The French lost 7 officers (including Count Hessenberg and Muschinski) and more than 500 men killed, 34 officers and 577 men wounded, 300 men missing. Furthermore a large number had been taken prisoners: 177 officers and 2,482 privates, including Major-General Glaubitz and Brigadier Prince Erdmann von Anhalt-Cöthen. The French also lost 1,000 horses, 9 colours and 5 guns and a howitzer.
Despite this tactical success, due to the stubborn resistance of the French detachment until 7:00 p.m., the Allies were unable to fulfil their objective: the destruction of the French field-bakery at Marburg.
The 15th Light Horse were sent back to the Electorate of Hanover to replenish their ranks.
Order of Battle
Allied Order of Battle
Commander-in-chief: Karl Wilhelm Ferdinand, Hereditary Prince of Brunswick seconded by Major-General Behr and M. de Bischausen
Summary: approx. 1,290 horse, 3,740 foot and 18 guns
- Hanoverian Behr (1 bn)
- Hanoverian Marschalk (1 bn)
- Hessian 2nd Garde (2 bns)
- Hessian Mansbach (2 bns)
- Hanoverian Luckner's Hussars (4 sqns)
- British 15th Elliot's Light Horse (3 sqns)
- Hanoverian Freytag Jägers (2 foot coys and 2 mounted coys)
French Order of Battle
Commander-in-chief: Major-General Christian Baron von Glaubitz
Summary: 990 hussars, 4,200 foot and 6 guns
- Bercheny Hussards (6 sqns)
- Chasseurs-à-pied d'Origny (1 bn of approx. 450 men) a small unit of volunteer attached to Bercheny Hussars
This article is essentially a compilation of the following books which are now in the public domain:
- Anonymous: A Complete History of the Present War, from its Commencement in 1756, to the End of the Campaign, 1760, London, 1761, pp. 524-525
- Carlyle, T.: History of Friedrich II of Prussia, Vol. 20
- Fortescue, J. W.: A History of the British Army, Vol. II, MacMillan, London, 1899, pp. 504-507
- Grosser Generalstab Kriegsgeschichtliche Abteilung II: Die Kriege Friedrichs des Grossen, Part 3 Der siebenjährige Krieg 1756-1763, Vol. 12 Landeshut und Liegnitz, Berlin, 1913, pp. 251-253

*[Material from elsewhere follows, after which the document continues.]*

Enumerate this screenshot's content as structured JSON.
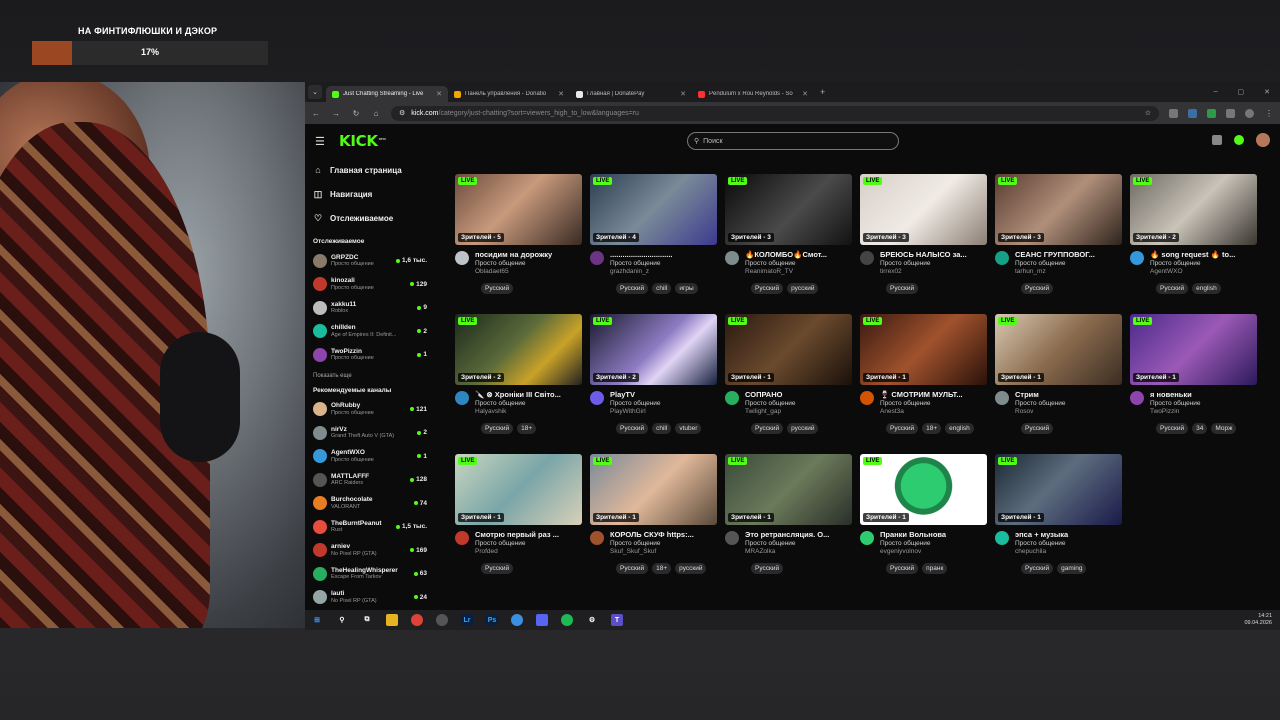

- Hotham (probably): The operations of the Allied Amy under the command of his Serene Highness Prince Ferdinand Duke of Brunswic and Luneberg beginning in the year 1757 and ending in the year 1762, London: T. Jefferies, 1764, pp. 152-155
- Pajol, Charles P. V.: Les Guerres sous Louis XV, vol. V, Paris, 1891, pp. 60-61
Erdel, Eike: Das Gefecht bei Emsdorf am 16. Juli 1760